■ **What to do**
Search the records below for the string "JSON" and copy each line where it turns up.

········

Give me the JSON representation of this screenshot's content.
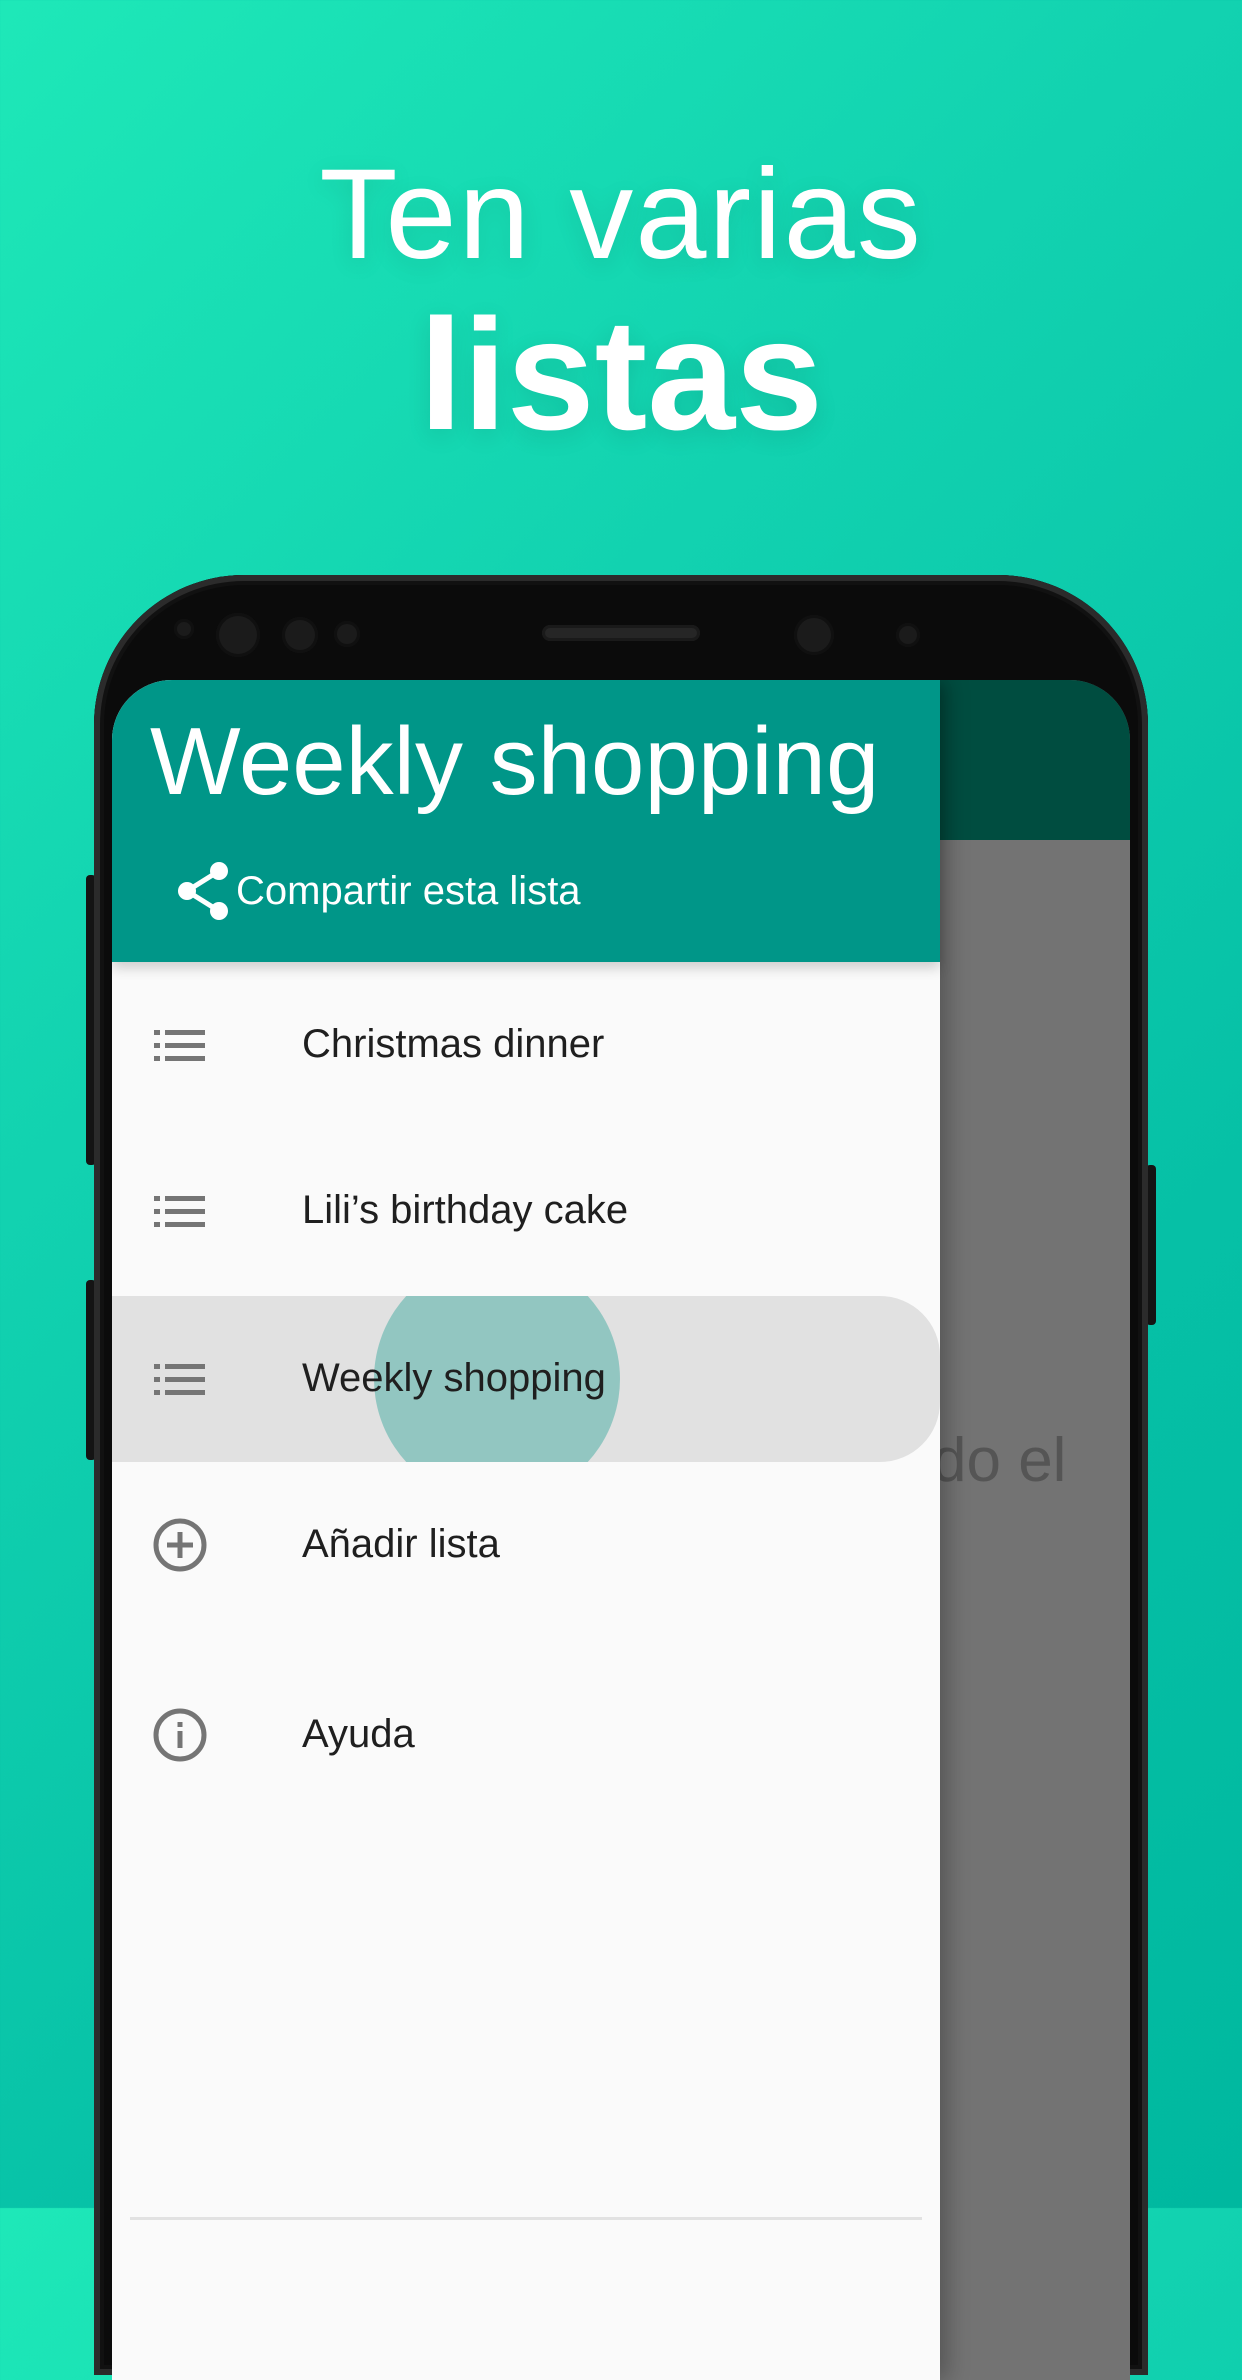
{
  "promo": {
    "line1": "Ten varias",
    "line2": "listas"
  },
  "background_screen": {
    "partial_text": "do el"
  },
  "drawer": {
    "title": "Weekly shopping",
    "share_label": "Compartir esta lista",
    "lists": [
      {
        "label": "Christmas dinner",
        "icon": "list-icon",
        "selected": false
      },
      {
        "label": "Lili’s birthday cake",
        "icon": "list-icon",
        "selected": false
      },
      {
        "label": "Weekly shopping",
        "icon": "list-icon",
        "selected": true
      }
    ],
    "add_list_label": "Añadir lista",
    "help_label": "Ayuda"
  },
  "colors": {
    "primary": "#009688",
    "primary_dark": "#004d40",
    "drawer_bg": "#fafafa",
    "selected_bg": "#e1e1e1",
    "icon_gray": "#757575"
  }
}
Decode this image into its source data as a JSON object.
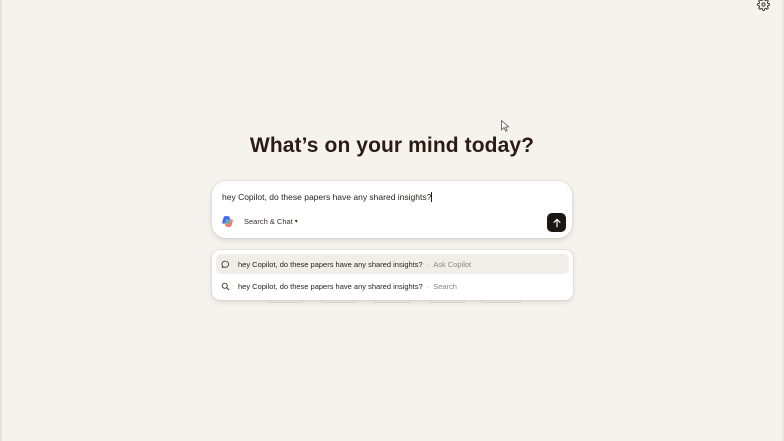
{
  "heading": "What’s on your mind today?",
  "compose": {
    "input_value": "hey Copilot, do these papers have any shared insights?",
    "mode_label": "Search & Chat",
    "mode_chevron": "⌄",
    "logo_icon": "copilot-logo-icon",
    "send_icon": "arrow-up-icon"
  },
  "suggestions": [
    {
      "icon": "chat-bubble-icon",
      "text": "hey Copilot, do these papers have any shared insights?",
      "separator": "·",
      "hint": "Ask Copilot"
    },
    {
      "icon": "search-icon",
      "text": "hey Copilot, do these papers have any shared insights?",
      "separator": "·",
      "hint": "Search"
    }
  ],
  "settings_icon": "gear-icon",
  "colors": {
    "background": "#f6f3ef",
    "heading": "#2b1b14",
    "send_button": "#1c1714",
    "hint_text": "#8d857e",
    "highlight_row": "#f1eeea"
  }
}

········

■ **Solution to the exercise**
Give me the JSON representation of this screenshot's content.
Decode this image into its source data as a JSON object.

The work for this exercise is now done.